== WHAT THIS TASK INVOLVES ==
In your copy, leave out the pictures and reproduce the listing below exactly.

== AVAILABLE DATA ==
****************

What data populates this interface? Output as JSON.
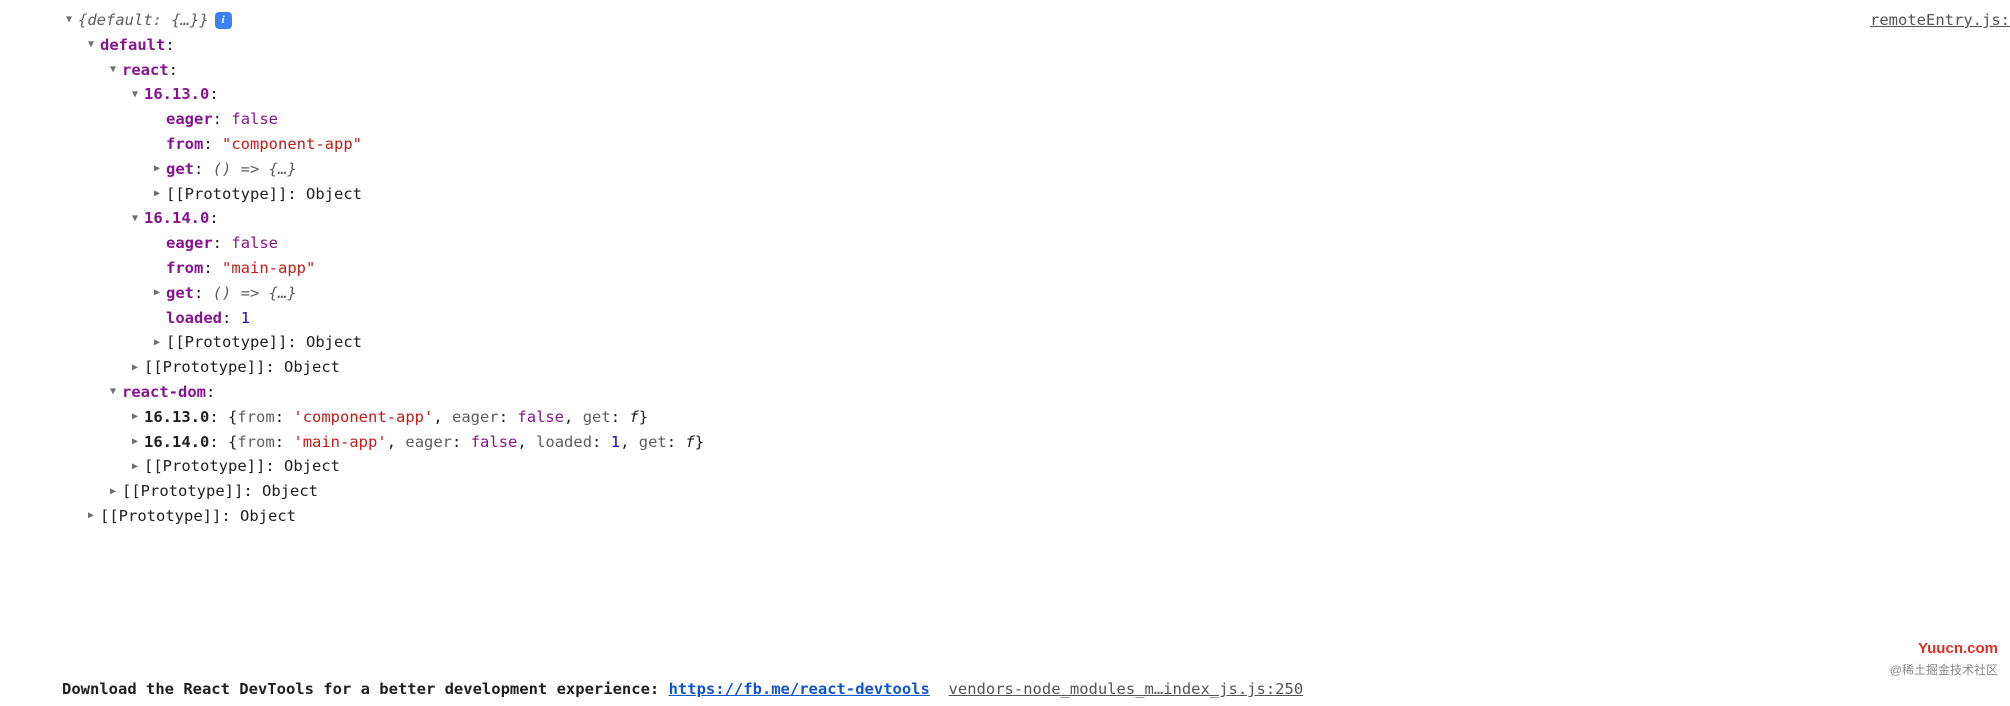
{
  "source_link": "remoteEntry.js:",
  "root": {
    "summary_prefix": "{default: ",
    "summary_inner": "{…}",
    "summary_suffix": "}",
    "info_badge": "i"
  },
  "default": {
    "key": "default",
    "react": {
      "key": "react",
      "v16_13_0": {
        "key": "16.13.0",
        "eager_key": "eager",
        "eager_val": "false",
        "from_key": "from",
        "from_val": "\"component-app\"",
        "get_key": "get",
        "get_val": "() => {…}",
        "proto_key": "[[Prototype]]",
        "proto_val": "Object"
      },
      "v16_14_0": {
        "key": "16.14.0",
        "eager_key": "eager",
        "eager_val": "false",
        "from_key": "from",
        "from_val": "\"main-app\"",
        "get_key": "get",
        "get_val": "() => {…}",
        "loaded_key": "loaded",
        "loaded_val": "1",
        "proto_key": "[[Prototype]]",
        "proto_val": "Object"
      },
      "proto_key": "[[Prototype]]",
      "proto_val": "Object"
    },
    "react_dom": {
      "key": "react-dom",
      "v16_13_0": {
        "key": "16.13.0",
        "inline_from_k": "from",
        "inline_from_v": "'component-app'",
        "inline_eager_k": "eager",
        "inline_eager_v": "false",
        "inline_get_k": "get",
        "inline_get_v": "f"
      },
      "v16_14_0": {
        "key": "16.14.0",
        "inline_from_k": "from",
        "inline_from_v": "'main-app'",
        "inline_eager_k": "eager",
        "inline_eager_v": "false",
        "inline_loaded_k": "loaded",
        "inline_loaded_v": "1",
        "inline_get_k": "get",
        "inline_get_v": "f"
      },
      "proto_key": "[[Prototype]]",
      "proto_val": "Object"
    },
    "proto_key": "[[Prototype]]",
    "proto_val": "Object"
  },
  "outer_proto_key": "[[Prototype]]",
  "outer_proto_val": "Object",
  "bottom": {
    "msg": "Download the React DevTools for a better development experience: ",
    "url": "https://fb.me/react-devtools",
    "trail": "vendors-node_modules_m…index_js.js:250"
  },
  "watermark": {
    "line1": "Yuucn.com",
    "line2": "@稀土掘金技术社区"
  }
}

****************

== THE ANSWER ==
What data populates this interface? Output as JSON.
{
  "source_link": "remoteEntry.js:",
  "root": {
    "summary_prefix": "{default: ",
    "summary_inner": "{…}",
    "summary_suffix": "}",
    "info_badge": "i"
  },
  "default": {
    "key": "default",
    "react": {
      "key": "react",
      "v16_13_0": {
        "key": "16.13.0",
        "eager_key": "eager",
        "eager_val": "false",
        "from_key": "from",
        "from_val": "\"component-app\"",
        "get_key": "get",
        "get_val": "() => {…}",
        "proto_key": "[[Prototype]]",
        "proto_val": "Object"
      },
      "v16_14_0": {
        "key": "16.14.0",
        "eager_key": "eager",
        "eager_val": "false",
        "from_key": "from",
        "from_val": "\"main-app\"",
        "get_key": "get",
        "get_val": "() => {…}",
        "loaded_key": "loaded",
        "loaded_val": "1",
        "proto_key": "[[Prototype]]",
        "proto_val": "Object"
      },
      "proto_key": "[[Prototype]]",
      "proto_val": "Object"
    },
    "react_dom": {
      "key": "react-dom",
      "v16_13_0": {
        "key": "16.13.0",
        "inline_from_k": "from",
        "inline_from_v": "'component-app'",
        "inline_eager_k": "eager",
        "inline_eager_v": "false",
        "inline_get_k": "get",
        "inline_get_v": "f"
      },
      "v16_14_0": {
        "key": "16.14.0",
        "inline_from_k": "from",
        "inline_from_v": "'main-app'",
        "inline_eager_k": "eager",
        "inline_eager_v": "false",
        "inline_loaded_k": "loaded",
        "inline_loaded_v": "1",
        "inline_get_k": "get",
        "inline_get_v": "f"
      },
      "proto_key": "[[Prototype]]",
      "proto_val": "Object"
    },
    "proto_key": "[[Prototype]]",
    "proto_val": "Object"
  },
  "outer_proto_key": "[[Prototype]]",
  "outer_proto_val": "Object",
  "bottom": {
    "msg": "Download the React DevTools for a better development experience: ",
    "url": "https://fb.me/react-devtools",
    "trail": "vendors-node_modules_m…index_js.js:250"
  },
  "watermark": {
    "line1": "Yuucn.com",
    "line2": "@稀土掘金技术社区"
  }
}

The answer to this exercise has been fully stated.